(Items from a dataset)

[Start of section]

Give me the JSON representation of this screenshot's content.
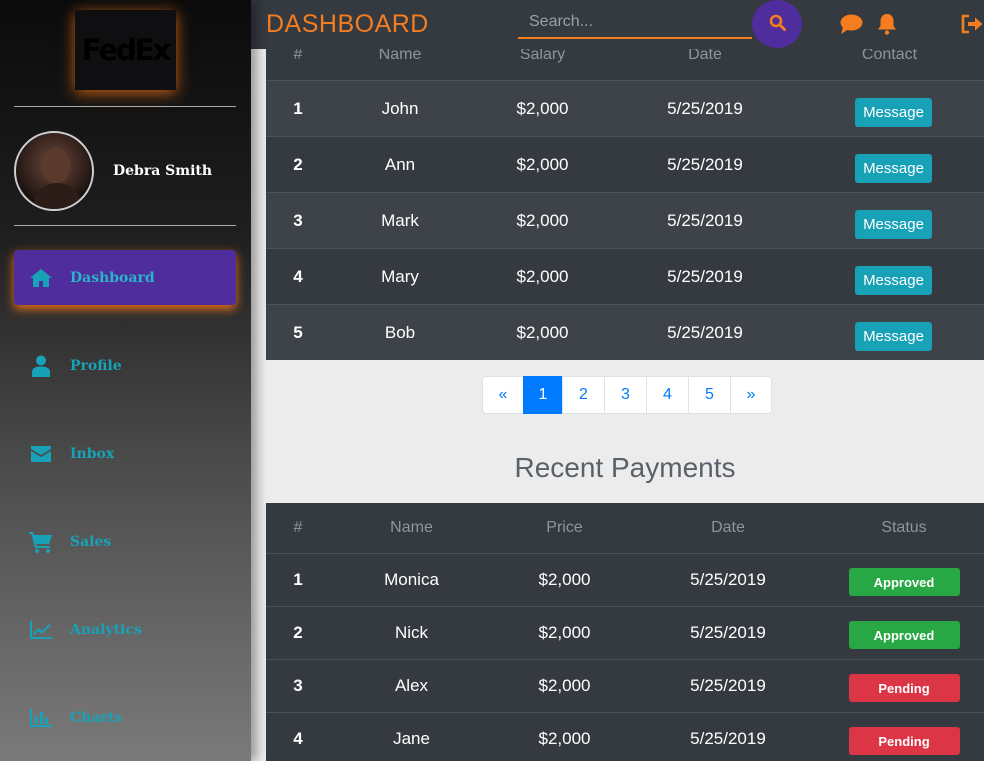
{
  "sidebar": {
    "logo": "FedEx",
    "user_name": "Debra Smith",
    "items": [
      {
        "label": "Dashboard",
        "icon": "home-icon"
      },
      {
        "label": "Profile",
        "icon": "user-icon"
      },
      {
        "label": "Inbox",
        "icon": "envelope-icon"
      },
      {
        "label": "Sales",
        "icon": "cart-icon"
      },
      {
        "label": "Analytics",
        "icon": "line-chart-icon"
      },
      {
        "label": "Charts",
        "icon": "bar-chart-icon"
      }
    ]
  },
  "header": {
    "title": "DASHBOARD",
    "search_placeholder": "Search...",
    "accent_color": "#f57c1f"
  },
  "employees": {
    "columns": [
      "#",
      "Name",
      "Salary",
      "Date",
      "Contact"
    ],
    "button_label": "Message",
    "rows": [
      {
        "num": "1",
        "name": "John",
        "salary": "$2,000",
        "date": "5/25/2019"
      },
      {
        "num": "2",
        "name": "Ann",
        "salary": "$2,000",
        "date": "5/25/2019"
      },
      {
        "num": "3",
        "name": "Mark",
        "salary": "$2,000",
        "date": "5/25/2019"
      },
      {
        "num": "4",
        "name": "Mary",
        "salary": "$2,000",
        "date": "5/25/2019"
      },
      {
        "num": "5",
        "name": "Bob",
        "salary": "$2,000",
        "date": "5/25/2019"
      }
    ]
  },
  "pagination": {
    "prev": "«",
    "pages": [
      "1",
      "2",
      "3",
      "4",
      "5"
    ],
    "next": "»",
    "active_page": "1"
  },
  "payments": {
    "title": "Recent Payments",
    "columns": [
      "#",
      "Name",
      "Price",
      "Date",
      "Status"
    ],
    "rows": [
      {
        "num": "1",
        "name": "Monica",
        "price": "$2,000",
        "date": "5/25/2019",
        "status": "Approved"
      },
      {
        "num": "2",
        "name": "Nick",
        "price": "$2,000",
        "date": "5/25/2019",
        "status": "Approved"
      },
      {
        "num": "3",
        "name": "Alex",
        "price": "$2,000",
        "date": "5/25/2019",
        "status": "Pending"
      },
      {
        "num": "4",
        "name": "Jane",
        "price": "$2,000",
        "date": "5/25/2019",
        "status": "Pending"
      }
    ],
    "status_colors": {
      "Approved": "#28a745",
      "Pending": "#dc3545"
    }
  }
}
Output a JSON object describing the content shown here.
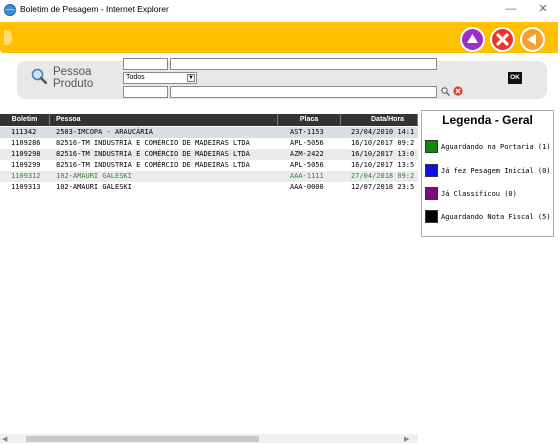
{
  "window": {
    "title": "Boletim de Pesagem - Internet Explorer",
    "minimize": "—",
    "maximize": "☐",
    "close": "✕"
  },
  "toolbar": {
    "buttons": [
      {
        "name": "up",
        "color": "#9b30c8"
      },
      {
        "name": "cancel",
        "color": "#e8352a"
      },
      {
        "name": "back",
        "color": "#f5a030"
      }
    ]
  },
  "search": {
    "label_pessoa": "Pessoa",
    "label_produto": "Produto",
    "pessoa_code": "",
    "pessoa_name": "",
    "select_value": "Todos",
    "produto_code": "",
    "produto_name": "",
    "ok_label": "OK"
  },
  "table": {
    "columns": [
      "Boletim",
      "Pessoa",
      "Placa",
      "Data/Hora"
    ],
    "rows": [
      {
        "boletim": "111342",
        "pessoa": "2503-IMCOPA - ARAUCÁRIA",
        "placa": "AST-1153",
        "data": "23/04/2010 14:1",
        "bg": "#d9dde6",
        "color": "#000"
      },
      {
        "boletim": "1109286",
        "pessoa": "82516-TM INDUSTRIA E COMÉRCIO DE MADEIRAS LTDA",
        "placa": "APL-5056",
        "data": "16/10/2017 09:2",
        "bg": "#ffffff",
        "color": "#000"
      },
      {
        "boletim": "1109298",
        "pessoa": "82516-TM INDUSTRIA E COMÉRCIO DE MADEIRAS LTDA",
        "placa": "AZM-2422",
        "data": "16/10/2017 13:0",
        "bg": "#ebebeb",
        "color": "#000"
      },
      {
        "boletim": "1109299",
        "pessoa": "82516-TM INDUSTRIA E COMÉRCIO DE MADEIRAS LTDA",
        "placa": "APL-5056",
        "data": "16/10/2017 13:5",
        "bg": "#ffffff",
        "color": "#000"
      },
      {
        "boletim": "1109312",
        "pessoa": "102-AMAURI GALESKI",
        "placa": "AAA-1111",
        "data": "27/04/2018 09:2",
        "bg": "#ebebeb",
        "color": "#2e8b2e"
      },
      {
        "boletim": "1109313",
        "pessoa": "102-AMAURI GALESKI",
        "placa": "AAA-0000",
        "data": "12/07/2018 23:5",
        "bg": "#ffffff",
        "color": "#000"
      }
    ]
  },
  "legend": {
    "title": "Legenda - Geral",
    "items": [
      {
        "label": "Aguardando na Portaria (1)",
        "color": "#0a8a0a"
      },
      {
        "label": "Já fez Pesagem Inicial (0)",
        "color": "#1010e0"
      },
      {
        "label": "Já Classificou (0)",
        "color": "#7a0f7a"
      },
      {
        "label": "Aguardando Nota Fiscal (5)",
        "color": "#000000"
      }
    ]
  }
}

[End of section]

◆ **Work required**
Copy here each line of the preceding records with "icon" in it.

◆ **Output for this exercise**
        "icon": "home-icon"
        "icon": "user-icon"
        "icon": "envelope-icon"
        "icon": "cart-icon"
        "icon": "line-chart-icon"
        "icon": "bar-chart-icon"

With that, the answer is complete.